■ **Data extracts**:
▬▬▬▬▬▬

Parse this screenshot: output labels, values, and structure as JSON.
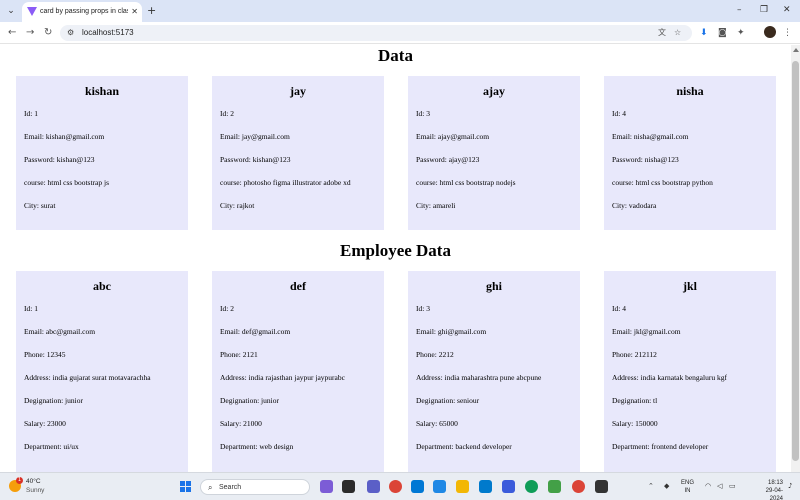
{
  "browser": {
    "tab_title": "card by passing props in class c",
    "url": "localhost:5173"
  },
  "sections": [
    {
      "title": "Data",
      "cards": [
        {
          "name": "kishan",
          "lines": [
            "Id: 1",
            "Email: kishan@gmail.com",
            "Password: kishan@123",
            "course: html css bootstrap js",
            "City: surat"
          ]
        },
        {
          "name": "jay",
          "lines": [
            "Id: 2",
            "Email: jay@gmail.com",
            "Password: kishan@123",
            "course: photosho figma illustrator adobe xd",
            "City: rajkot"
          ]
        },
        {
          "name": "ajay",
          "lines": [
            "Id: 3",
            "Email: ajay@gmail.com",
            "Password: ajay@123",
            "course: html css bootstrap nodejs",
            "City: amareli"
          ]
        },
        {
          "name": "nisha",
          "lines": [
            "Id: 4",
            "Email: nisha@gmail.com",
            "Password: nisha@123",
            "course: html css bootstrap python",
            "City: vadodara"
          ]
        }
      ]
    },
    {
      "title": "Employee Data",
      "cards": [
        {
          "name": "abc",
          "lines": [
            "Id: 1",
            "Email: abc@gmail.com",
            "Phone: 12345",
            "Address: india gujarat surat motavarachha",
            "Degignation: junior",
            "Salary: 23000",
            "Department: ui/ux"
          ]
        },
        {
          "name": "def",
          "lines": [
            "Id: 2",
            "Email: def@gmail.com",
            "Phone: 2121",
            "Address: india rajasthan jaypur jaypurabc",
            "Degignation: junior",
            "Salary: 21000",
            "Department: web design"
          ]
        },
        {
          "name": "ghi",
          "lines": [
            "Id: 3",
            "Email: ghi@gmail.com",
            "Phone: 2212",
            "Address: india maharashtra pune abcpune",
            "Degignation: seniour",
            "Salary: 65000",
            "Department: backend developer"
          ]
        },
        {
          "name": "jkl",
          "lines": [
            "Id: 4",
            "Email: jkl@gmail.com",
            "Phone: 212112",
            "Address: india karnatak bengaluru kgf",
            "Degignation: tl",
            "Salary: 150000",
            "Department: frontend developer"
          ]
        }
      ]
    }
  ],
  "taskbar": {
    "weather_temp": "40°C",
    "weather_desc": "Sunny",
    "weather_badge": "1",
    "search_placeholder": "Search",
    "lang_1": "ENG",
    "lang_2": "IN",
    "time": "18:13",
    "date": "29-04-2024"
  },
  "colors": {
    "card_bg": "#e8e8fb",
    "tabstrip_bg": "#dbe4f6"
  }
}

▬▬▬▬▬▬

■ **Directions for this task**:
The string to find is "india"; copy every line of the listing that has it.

■ **Solution**:
            "Address: india gujarat surat motavarachha",
            "Address: india rajasthan jaypur jaypurabc",
            "Address: india maharashtra pune abcpune",
            "Address: india karnatak bengaluru kgf",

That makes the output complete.